Records to process:
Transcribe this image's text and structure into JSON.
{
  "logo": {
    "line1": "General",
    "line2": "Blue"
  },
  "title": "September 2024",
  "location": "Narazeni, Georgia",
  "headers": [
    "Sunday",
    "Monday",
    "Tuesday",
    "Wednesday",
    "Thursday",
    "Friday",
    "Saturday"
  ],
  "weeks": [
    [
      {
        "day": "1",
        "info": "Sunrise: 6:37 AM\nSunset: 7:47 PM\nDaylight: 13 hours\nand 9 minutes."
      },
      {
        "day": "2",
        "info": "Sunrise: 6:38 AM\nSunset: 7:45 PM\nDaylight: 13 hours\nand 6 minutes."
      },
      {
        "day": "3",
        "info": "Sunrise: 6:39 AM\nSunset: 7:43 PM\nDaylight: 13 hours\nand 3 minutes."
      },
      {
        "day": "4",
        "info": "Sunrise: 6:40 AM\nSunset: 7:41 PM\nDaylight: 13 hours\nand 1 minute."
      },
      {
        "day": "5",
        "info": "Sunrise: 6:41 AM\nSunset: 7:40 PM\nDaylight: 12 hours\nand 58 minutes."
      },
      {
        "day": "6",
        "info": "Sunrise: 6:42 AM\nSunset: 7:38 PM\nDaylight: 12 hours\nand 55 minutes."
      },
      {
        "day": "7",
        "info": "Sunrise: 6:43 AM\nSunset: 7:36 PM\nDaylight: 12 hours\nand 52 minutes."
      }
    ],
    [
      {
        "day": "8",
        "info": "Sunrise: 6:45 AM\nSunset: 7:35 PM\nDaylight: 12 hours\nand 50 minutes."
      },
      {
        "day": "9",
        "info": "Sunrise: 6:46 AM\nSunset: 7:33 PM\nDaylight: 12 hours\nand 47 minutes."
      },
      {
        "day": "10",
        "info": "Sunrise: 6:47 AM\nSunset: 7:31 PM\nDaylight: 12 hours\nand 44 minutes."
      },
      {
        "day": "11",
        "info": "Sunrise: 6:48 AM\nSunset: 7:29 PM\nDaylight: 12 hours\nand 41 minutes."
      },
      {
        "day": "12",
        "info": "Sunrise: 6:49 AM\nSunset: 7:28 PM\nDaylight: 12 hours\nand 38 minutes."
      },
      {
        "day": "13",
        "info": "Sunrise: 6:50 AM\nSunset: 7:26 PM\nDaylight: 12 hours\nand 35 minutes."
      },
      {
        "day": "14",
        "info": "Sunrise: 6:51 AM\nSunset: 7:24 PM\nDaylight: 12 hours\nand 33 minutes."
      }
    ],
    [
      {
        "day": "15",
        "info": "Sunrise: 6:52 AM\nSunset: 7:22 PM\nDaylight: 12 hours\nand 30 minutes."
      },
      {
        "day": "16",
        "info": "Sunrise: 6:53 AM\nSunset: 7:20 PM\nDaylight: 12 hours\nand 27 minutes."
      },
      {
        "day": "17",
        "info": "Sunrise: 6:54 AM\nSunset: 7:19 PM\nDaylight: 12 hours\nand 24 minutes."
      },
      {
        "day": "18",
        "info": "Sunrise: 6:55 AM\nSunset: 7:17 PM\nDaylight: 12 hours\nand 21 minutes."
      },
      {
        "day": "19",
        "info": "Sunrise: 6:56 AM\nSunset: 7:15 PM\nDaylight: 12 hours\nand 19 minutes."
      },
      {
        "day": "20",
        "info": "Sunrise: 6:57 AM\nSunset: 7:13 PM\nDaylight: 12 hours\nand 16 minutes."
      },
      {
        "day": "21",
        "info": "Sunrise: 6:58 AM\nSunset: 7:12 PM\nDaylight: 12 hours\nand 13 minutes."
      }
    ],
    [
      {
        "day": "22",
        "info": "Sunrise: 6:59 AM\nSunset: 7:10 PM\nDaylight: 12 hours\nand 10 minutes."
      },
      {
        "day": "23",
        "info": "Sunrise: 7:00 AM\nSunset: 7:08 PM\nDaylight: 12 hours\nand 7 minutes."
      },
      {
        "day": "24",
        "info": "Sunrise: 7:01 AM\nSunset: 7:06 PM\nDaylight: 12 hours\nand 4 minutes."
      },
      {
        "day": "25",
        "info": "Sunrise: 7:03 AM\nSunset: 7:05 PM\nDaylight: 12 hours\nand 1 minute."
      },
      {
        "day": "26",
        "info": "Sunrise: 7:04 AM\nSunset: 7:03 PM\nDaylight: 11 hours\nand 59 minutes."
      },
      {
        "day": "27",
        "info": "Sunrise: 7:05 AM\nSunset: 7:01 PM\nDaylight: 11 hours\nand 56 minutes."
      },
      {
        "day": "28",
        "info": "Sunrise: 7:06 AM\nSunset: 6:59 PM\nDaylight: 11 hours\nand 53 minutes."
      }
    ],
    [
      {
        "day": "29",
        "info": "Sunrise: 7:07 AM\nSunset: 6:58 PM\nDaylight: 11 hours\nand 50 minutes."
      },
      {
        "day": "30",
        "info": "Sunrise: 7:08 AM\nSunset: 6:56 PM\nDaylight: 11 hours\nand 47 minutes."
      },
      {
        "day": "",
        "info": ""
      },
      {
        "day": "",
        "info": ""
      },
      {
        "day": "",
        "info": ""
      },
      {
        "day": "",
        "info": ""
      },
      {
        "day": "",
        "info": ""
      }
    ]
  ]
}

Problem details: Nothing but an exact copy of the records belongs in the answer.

Output:
Transcribe this image's text and structure into JSON.
{
  "logo": {
    "line1": "General",
    "line2": "Blue"
  },
  "title": "September 2024",
  "location": "Narazeni, Georgia",
  "headers": [
    "Sunday",
    "Monday",
    "Tuesday",
    "Wednesday",
    "Thursday",
    "Friday",
    "Saturday"
  ],
  "weeks": [
    [
      {
        "day": "1",
        "info": "Sunrise: 6:37 AM\nSunset: 7:47 PM\nDaylight: 13 hours\nand 9 minutes."
      },
      {
        "day": "2",
        "info": "Sunrise: 6:38 AM\nSunset: 7:45 PM\nDaylight: 13 hours\nand 6 minutes."
      },
      {
        "day": "3",
        "info": "Sunrise: 6:39 AM\nSunset: 7:43 PM\nDaylight: 13 hours\nand 3 minutes."
      },
      {
        "day": "4",
        "info": "Sunrise: 6:40 AM\nSunset: 7:41 PM\nDaylight: 13 hours\nand 1 minute."
      },
      {
        "day": "5",
        "info": "Sunrise: 6:41 AM\nSunset: 7:40 PM\nDaylight: 12 hours\nand 58 minutes."
      },
      {
        "day": "6",
        "info": "Sunrise: 6:42 AM\nSunset: 7:38 PM\nDaylight: 12 hours\nand 55 minutes."
      },
      {
        "day": "7",
        "info": "Sunrise: 6:43 AM\nSunset: 7:36 PM\nDaylight: 12 hours\nand 52 minutes."
      }
    ],
    [
      {
        "day": "8",
        "info": "Sunrise: 6:45 AM\nSunset: 7:35 PM\nDaylight: 12 hours\nand 50 minutes."
      },
      {
        "day": "9",
        "info": "Sunrise: 6:46 AM\nSunset: 7:33 PM\nDaylight: 12 hours\nand 47 minutes."
      },
      {
        "day": "10",
        "info": "Sunrise: 6:47 AM\nSunset: 7:31 PM\nDaylight: 12 hours\nand 44 minutes."
      },
      {
        "day": "11",
        "info": "Sunrise: 6:48 AM\nSunset: 7:29 PM\nDaylight: 12 hours\nand 41 minutes."
      },
      {
        "day": "12",
        "info": "Sunrise: 6:49 AM\nSunset: 7:28 PM\nDaylight: 12 hours\nand 38 minutes."
      },
      {
        "day": "13",
        "info": "Sunrise: 6:50 AM\nSunset: 7:26 PM\nDaylight: 12 hours\nand 35 minutes."
      },
      {
        "day": "14",
        "info": "Sunrise: 6:51 AM\nSunset: 7:24 PM\nDaylight: 12 hours\nand 33 minutes."
      }
    ],
    [
      {
        "day": "15",
        "info": "Sunrise: 6:52 AM\nSunset: 7:22 PM\nDaylight: 12 hours\nand 30 minutes."
      },
      {
        "day": "16",
        "info": "Sunrise: 6:53 AM\nSunset: 7:20 PM\nDaylight: 12 hours\nand 27 minutes."
      },
      {
        "day": "17",
        "info": "Sunrise: 6:54 AM\nSunset: 7:19 PM\nDaylight: 12 hours\nand 24 minutes."
      },
      {
        "day": "18",
        "info": "Sunrise: 6:55 AM\nSunset: 7:17 PM\nDaylight: 12 hours\nand 21 minutes."
      },
      {
        "day": "19",
        "info": "Sunrise: 6:56 AM\nSunset: 7:15 PM\nDaylight: 12 hours\nand 19 minutes."
      },
      {
        "day": "20",
        "info": "Sunrise: 6:57 AM\nSunset: 7:13 PM\nDaylight: 12 hours\nand 16 minutes."
      },
      {
        "day": "21",
        "info": "Sunrise: 6:58 AM\nSunset: 7:12 PM\nDaylight: 12 hours\nand 13 minutes."
      }
    ],
    [
      {
        "day": "22",
        "info": "Sunrise: 6:59 AM\nSunset: 7:10 PM\nDaylight: 12 hours\nand 10 minutes."
      },
      {
        "day": "23",
        "info": "Sunrise: 7:00 AM\nSunset: 7:08 PM\nDaylight: 12 hours\nand 7 minutes."
      },
      {
        "day": "24",
        "info": "Sunrise: 7:01 AM\nSunset: 7:06 PM\nDaylight: 12 hours\nand 4 minutes."
      },
      {
        "day": "25",
        "info": "Sunrise: 7:03 AM\nSunset: 7:05 PM\nDaylight: 12 hours\nand 1 minute."
      },
      {
        "day": "26",
        "info": "Sunrise: 7:04 AM\nSunset: 7:03 PM\nDaylight: 11 hours\nand 59 minutes."
      },
      {
        "day": "27",
        "info": "Sunrise: 7:05 AM\nSunset: 7:01 PM\nDaylight: 11 hours\nand 56 minutes."
      },
      {
        "day": "28",
        "info": "Sunrise: 7:06 AM\nSunset: 6:59 PM\nDaylight: 11 hours\nand 53 minutes."
      }
    ],
    [
      {
        "day": "29",
        "info": "Sunrise: 7:07 AM\nSunset: 6:58 PM\nDaylight: 11 hours\nand 50 minutes."
      },
      {
        "day": "30",
        "info": "Sunrise: 7:08 AM\nSunset: 6:56 PM\nDaylight: 11 hours\nand 47 minutes."
      },
      {
        "day": "",
        "info": ""
      },
      {
        "day": "",
        "info": ""
      },
      {
        "day": "",
        "info": ""
      },
      {
        "day": "",
        "info": ""
      },
      {
        "day": "",
        "info": ""
      }
    ]
  ]
}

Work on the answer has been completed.